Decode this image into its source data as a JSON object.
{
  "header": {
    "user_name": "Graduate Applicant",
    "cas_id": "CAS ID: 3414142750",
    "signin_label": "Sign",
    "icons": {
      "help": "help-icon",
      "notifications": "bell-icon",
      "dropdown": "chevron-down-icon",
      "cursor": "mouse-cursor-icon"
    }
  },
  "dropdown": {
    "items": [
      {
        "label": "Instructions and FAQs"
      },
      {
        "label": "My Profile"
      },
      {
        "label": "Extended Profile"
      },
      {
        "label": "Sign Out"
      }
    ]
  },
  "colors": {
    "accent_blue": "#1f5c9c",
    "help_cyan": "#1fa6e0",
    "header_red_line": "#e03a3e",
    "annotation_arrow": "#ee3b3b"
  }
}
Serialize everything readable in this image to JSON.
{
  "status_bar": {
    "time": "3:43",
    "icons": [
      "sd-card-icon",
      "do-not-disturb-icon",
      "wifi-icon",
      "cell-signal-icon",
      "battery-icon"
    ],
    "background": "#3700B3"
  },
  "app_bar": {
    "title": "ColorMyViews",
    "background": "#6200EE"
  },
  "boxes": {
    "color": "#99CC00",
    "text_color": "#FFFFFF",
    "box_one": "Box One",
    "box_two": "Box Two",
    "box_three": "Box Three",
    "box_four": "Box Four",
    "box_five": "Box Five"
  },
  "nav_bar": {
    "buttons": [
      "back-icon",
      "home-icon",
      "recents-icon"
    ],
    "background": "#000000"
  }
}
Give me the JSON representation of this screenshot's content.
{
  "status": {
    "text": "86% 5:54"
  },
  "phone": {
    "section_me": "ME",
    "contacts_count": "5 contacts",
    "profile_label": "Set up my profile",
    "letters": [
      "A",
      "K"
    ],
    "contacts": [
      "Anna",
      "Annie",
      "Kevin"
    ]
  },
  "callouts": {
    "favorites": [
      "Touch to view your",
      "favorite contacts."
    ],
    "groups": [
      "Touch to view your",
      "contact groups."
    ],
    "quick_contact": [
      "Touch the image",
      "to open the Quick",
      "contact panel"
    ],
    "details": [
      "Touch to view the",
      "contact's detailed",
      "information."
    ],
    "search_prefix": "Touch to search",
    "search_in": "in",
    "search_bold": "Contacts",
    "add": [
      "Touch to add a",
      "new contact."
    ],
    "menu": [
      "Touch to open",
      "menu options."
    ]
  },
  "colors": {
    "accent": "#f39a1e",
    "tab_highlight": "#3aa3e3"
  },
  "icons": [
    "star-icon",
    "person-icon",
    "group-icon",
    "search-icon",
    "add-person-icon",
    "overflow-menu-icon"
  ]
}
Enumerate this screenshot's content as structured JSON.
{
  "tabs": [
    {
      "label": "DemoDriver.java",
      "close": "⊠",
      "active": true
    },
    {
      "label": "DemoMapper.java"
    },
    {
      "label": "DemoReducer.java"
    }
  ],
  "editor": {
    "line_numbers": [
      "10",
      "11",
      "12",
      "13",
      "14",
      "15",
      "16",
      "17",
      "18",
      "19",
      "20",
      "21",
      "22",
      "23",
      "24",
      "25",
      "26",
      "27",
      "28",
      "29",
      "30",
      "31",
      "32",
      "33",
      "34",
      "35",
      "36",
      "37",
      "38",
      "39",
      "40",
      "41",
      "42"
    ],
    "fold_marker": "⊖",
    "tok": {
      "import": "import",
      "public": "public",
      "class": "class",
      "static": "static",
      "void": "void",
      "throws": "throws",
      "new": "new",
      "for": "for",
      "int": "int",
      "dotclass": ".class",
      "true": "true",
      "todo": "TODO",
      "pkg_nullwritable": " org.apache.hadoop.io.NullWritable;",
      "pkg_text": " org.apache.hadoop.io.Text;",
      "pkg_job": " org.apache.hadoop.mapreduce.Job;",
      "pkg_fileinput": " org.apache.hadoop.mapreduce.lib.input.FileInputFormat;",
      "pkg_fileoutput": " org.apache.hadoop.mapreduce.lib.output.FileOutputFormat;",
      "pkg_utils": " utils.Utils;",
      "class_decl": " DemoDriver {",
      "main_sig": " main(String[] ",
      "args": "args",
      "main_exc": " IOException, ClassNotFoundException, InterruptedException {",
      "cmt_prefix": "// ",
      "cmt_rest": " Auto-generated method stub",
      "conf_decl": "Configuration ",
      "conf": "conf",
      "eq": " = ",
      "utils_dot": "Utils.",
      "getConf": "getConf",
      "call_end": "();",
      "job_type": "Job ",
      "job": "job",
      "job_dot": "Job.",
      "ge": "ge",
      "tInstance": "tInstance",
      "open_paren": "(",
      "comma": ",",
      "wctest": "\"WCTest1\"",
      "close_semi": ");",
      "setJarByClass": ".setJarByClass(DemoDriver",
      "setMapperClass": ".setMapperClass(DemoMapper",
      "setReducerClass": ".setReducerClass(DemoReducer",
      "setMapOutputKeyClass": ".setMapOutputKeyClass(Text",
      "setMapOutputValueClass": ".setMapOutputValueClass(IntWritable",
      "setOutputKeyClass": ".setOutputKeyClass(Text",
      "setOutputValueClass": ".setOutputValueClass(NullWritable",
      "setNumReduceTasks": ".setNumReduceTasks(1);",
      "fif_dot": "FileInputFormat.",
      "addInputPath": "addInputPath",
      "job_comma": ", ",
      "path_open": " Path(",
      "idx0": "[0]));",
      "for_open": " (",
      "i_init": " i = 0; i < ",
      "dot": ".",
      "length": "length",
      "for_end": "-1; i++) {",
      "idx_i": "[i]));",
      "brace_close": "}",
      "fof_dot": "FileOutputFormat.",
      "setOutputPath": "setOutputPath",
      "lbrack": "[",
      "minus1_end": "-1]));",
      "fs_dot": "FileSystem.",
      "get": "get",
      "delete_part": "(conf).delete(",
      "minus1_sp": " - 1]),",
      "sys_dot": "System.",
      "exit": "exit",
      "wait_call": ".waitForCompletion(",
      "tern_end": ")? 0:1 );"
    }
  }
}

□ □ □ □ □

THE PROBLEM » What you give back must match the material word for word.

WRITTEN REPLY »
Decode this image into its source data as a JSON object.
{
  "header": {
    "user_name": "Graduate Applicant",
    "cas_id": "CAS ID: 3414142750",
    "signin_label": "Sign",
    "icons": {
      "help": "help-icon",
      "notifications": "bell-icon",
      "dropdown": "chevron-down-icon",
      "cursor": "mouse-cursor-icon"
    }
  },
  "dropdown": {
    "items": [
      {
        "label": "Instructions and FAQs"
      },
      {
        "label": "My Profile"
      },
      {
        "label": "Extended Profile"
      },
      {
        "label": "Sign Out"
      }
    ]
  },
  "colors": {
    "accent_blue": "#1f5c9c",
    "help_cyan": "#1fa6e0",
    "header_red_line": "#e03a3e",
    "annotation_arrow": "#ee3b3b"
  }
}
Serialize everything readable in this image to JSON.
{
  "status_bar": {
    "time": "3:43",
    "icons": [
      "sd-card-icon",
      "do-not-disturb-icon",
      "wifi-icon",
      "cell-signal-icon",
      "battery-icon"
    ],
    "background": "#3700B3"
  },
  "app_bar": {
    "title": "ColorMyViews",
    "background": "#6200EE"
  },
  "boxes": {
    "color": "#99CC00",
    "text_color": "#FFFFFF",
    "box_one": "Box One",
    "box_two": "Box Two",
    "box_three": "Box Three",
    "box_four": "Box Four",
    "box_five": "Box Five"
  },
  "nav_bar": {
    "buttons": [
      "back-icon",
      "home-icon",
      "recents-icon"
    ],
    "background": "#000000"
  }
}
Give me the JSON representation of this screenshot's content.
{
  "status": {
    "text": "86% 5:54"
  },
  "phone": {
    "section_me": "ME",
    "contacts_count": "5 contacts",
    "profile_label": "Set up my profile",
    "letters": [
      "A",
      "K"
    ],
    "contacts": [
      "Anna",
      "Annie",
      "Kevin"
    ]
  },
  "callouts": {
    "favorites": [
      "Touch to view your",
      "favorite contacts."
    ],
    "groups": [
      "Touch to view your",
      "contact groups."
    ],
    "quick_contact": [
      "Touch the image",
      "to open the Quick",
      "contact panel"
    ],
    "details": [
      "Touch to view the",
      "contact's detailed",
      "information."
    ],
    "search_prefix": "Touch to search",
    "search_in": "in",
    "search_bold": "Contacts",
    "add": [
      "Touch to add a",
      "new contact."
    ],
    "menu": [
      "Touch to open",
      "menu options."
    ]
  },
  "colors": {
    "accent": "#f39a1e",
    "tab_highlight": "#3aa3e3"
  },
  "icons": [
    "star-icon",
    "person-icon",
    "group-icon",
    "search-icon",
    "add-person-icon",
    "overflow-menu-icon"
  ]
}
Enumerate this screenshot's content as structured JSON.
{
  "tabs": [
    {
      "label": "DemoDriver.java",
      "close": "⊠",
      "active": true
    },
    {
      "label": "DemoMapper.java"
    },
    {
      "label": "DemoReducer.java"
    }
  ],
  "editor": {
    "line_numbers": [
      "10",
      "11",
      "12",
      "13",
      "14",
      "15",
      "16",
      "17",
      "18",
      "19",
      "20",
      "21",
      "22",
      "23",
      "24",
      "25",
      "26",
      "27",
      "28",
      "29",
      "30",
      "31",
      "32",
      "33",
      "34",
      "35",
      "36",
      "37",
      "38",
      "39",
      "40",
      "41",
      "42"
    ],
    "fold_marker": "⊖",
    "tok": {
      "import": "import",
      "public": "public",
      "class": "class",
      "static": "static",
      "void": "void",
      "throws": "throws",
      "new": "new",
      "for": "for",
      "int": "int",
      "dotclass": ".class",
      "true": "true",
      "todo": "TODO",
      "pkg_nullwritable": " org.apache.hadoop.io.NullWritable;",
      "pkg_text": " org.apache.hadoop.io.Text;",
      "pkg_job": " org.apache.hadoop.mapreduce.Job;",
      "pkg_fileinput": " org.apache.hadoop.mapreduce.lib.input.FileInputFormat;",
      "pkg_fileoutput": " org.apache.hadoop.mapreduce.lib.output.FileOutputFormat;",
      "pkg_utils": " utils.Utils;",
      "class_decl": " DemoDriver {",
      "main_sig": " main(String[] ",
      "args": "args",
      "main_exc": " IOException, ClassNotFoundException, InterruptedException {",
      "cmt_prefix": "// ",
      "cmt_rest": " Auto-generated method stub",
      "conf_decl": "Configuration ",
      "conf": "conf",
      "eq": " = ",
      "utils_dot": "Utils.",
      "getConf": "getConf",
      "call_end": "();",
      "job_type": "Job ",
      "job": "job",
      "job_dot": "Job.",
      "ge": "ge",
      "tInstance": "tInstance",
      "open_paren": "(",
      "comma": ",",
      "wctest": "\"WCTest1\"",
      "close_semi": ");",
      "setJarByClass": ".setJarByClass(DemoDriver",
      "setMapperClass": ".setMapperClass(DemoMapper",
      "setReducerClass": ".setReducerClass(DemoReducer",
      "setMapOutputKeyClass": ".setMapOutputKeyClass(Text",
      "setMapOutputValueClass": ".setMapOutputValueClass(IntWritable",
      "setOutputKeyClass": ".setOutputKeyClass(Text",
      "setOutputValueClass": ".setOutputValueClass(NullWritable",
      "setNumReduceTasks": ".setNumReduceTasks(1);",
      "fif_dot": "FileInputFormat.",
      "addInputPath": "addInputPath",
      "job_comma": ", ",
      "path_open": " Path(",
      "idx0": "[0]));",
      "for_open": " (",
      "i_init": " i = 0; i < ",
      "dot": ".",
      "length": "length",
      "for_end": "-1; i++) {",
      "idx_i": "[i]));",
      "brace_close": "}",
      "fof_dot": "FileOutputFormat.",
      "setOutputPath": "setOutputPath",
      "lbrack": "[",
      "minus1_end": "-1]));",
      "fs_dot": "FileSystem.",
      "get": "get",
      "delete_part": "(conf).delete(",
      "minus1_sp": " - 1]),",
      "sys_dot": "System.",
      "exit": "exit",
      "wait_call": ".waitForCompletion(",
      "tern_end": ")? 0:1 );"
    }
  }
}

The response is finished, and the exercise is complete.